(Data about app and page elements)
☆ ☆ ☆ ☆ ☆

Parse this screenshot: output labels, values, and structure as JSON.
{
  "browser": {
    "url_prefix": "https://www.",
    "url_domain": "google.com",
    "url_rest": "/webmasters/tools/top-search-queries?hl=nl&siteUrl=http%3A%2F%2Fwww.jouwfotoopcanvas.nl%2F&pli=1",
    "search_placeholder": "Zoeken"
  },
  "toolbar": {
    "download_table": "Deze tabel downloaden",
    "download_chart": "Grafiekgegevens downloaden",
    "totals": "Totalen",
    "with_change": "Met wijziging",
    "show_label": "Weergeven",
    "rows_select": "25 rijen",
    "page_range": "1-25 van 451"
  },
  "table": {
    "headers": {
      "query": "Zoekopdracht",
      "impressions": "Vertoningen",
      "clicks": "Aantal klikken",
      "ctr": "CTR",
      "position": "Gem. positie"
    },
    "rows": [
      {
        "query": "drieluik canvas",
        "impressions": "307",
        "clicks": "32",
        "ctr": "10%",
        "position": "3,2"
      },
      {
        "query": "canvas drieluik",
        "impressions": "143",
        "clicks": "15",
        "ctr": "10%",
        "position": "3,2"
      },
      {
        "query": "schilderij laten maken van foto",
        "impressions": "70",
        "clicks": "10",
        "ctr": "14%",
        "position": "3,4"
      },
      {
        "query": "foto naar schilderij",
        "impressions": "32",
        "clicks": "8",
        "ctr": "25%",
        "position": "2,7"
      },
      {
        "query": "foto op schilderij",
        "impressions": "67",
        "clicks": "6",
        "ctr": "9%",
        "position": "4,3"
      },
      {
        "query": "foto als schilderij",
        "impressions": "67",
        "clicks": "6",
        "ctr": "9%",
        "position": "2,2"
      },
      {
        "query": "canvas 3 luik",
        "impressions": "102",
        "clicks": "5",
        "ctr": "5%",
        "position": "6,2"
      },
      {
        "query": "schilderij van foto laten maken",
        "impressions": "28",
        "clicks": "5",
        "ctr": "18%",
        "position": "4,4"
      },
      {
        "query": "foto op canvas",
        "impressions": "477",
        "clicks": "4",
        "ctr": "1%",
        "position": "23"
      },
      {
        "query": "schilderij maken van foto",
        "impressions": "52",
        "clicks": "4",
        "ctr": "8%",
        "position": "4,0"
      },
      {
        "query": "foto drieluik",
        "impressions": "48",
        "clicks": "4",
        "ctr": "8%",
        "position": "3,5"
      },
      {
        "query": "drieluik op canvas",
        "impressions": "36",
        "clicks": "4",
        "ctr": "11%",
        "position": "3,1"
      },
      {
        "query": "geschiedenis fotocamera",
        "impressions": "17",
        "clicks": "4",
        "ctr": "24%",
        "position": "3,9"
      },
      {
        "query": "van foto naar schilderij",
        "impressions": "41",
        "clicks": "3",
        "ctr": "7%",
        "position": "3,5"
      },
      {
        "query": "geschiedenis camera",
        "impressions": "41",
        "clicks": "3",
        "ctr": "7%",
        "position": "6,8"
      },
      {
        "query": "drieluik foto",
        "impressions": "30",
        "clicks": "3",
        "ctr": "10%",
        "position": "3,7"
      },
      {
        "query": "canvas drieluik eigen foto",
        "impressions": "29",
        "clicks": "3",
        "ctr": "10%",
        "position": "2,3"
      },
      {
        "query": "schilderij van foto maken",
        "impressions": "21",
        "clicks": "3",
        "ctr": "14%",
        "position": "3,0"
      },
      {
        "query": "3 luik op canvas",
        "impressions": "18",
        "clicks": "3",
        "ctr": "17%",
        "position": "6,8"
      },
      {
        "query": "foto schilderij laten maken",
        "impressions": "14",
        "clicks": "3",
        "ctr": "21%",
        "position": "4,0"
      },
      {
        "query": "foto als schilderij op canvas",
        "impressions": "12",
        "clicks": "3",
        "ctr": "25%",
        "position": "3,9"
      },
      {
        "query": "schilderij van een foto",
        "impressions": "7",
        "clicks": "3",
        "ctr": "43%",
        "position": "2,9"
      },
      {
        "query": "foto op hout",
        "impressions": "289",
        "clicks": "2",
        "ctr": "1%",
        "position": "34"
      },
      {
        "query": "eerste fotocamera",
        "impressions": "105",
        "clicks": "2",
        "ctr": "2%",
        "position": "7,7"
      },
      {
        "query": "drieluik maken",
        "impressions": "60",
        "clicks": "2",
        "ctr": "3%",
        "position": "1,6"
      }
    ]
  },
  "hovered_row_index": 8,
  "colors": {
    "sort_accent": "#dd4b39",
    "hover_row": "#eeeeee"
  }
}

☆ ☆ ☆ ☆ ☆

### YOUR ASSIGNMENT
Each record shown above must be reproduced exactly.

### WRITTEN SOLUTION
Parse this screenshot: output labels, values, and structure as JSON.
{
  "browser": {
    "url_prefix": "https://www.",
    "url_domain": "google.com",
    "url_rest": "/webmasters/tools/top-search-queries?hl=nl&siteUrl=http%3A%2F%2Fwww.jouwfotoopcanvas.nl%2F&pli=1",
    "search_placeholder": "Zoeken"
  },
  "toolbar": {
    "download_table": "Deze tabel downloaden",
    "download_chart": "Grafiekgegevens downloaden",
    "totals": "Totalen",
    "with_change": "Met wijziging",
    "show_label": "Weergeven",
    "rows_select": "25 rijen",
    "page_range": "1-25 van 451"
  },
  "table": {
    "headers": {
      "query": "Zoekopdracht",
      "impressions": "Vertoningen",
      "clicks": "Aantal klikken",
      "ctr": "CTR",
      "position": "Gem. positie"
    },
    "rows": [
      {
        "query": "drieluik canvas",
        "impressions": "307",
        "clicks": "32",
        "ctr": "10%",
        "position": "3,2"
      },
      {
        "query": "canvas drieluik",
        "impressions": "143",
        "clicks": "15",
        "ctr": "10%",
        "position": "3,2"
      },
      {
        "query": "schilderij laten maken van foto",
        "impressions": "70",
        "clicks": "10",
        "ctr": "14%",
        "position": "3,4"
      },
      {
        "query": "foto naar schilderij",
        "impressions": "32",
        "clicks": "8",
        "ctr": "25%",
        "position": "2,7"
      },
      {
        "query": "foto op schilderij",
        "impressions": "67",
        "clicks": "6",
        "ctr": "9%",
        "position": "4,3"
      },
      {
        "query": "foto als schilderij",
        "impressions": "67",
        "clicks": "6",
        "ctr": "9%",
        "position": "2,2"
      },
      {
        "query": "canvas 3 luik",
        "impressions": "102",
        "clicks": "5",
        "ctr": "5%",
        "position": "6,2"
      },
      {
        "query": "schilderij van foto laten maken",
        "impressions": "28",
        "clicks": "5",
        "ctr": "18%",
        "position": "4,4"
      },
      {
        "query": "foto op canvas",
        "impressions": "477",
        "clicks": "4",
        "ctr": "1%",
        "position": "23"
      },
      {
        "query": "schilderij maken van foto",
        "impressions": "52",
        "clicks": "4",
        "ctr": "8%",
        "position": "4,0"
      },
      {
        "query": "foto drieluik",
        "impressions": "48",
        "clicks": "4",
        "ctr": "8%",
        "position": "3,5"
      },
      {
        "query": "drieluik op canvas",
        "impressions": "36",
        "clicks": "4",
        "ctr": "11%",
        "position": "3,1"
      },
      {
        "query": "geschiedenis fotocamera",
        "impressions": "17",
        "clicks": "4",
        "ctr": "24%",
        "position": "3,9"
      },
      {
        "query": "van foto naar schilderij",
        "impressions": "41",
        "clicks": "3",
        "ctr": "7%",
        "position": "3,5"
      },
      {
        "query": "geschiedenis camera",
        "impressions": "41",
        "clicks": "3",
        "ctr": "7%",
        "position": "6,8"
      },
      {
        "query": "drieluik foto",
        "impressions": "30",
        "clicks": "3",
        "ctr": "10%",
        "position": "3,7"
      },
      {
        "query": "canvas drieluik eigen foto",
        "impressions": "29",
        "clicks": "3",
        "ctr": "10%",
        "position": "2,3"
      },
      {
        "query": "schilderij van foto maken",
        "impressions": "21",
        "clicks": "3",
        "ctr": "14%",
        "position": "3,0"
      },
      {
        "query": "3 luik op canvas",
        "impressions": "18",
        "clicks": "3",
        "ctr": "17%",
        "position": "6,8"
      },
      {
        "query": "foto schilderij laten maken",
        "impressions": "14",
        "clicks": "3",
        "ctr": "21%",
        "position": "4,0"
      },
      {
        "query": "foto als schilderij op canvas",
        "impressions": "12",
        "clicks": "3",
        "ctr": "25%",
        "position": "3,9"
      },
      {
        "query": "schilderij van een foto",
        "impressions": "7",
        "clicks": "3",
        "ctr": "43%",
        "position": "2,9"
      },
      {
        "query": "foto op hout",
        "impressions": "289",
        "clicks": "2",
        "ctr": "1%",
        "position": "34"
      },
      {
        "query": "eerste fotocamera",
        "impressions": "105",
        "clicks": "2",
        "ctr": "2%",
        "position": "7,7"
      },
      {
        "query": "drieluik maken",
        "impressions": "60",
        "clicks": "2",
        "ctr": "3%",
        "position": "1,6"
      }
    ]
  },
  "hovered_row_index": 8,
  "colors": {
    "sort_accent": "#dd4b39",
    "hover_row": "#eeeeee"
  }
}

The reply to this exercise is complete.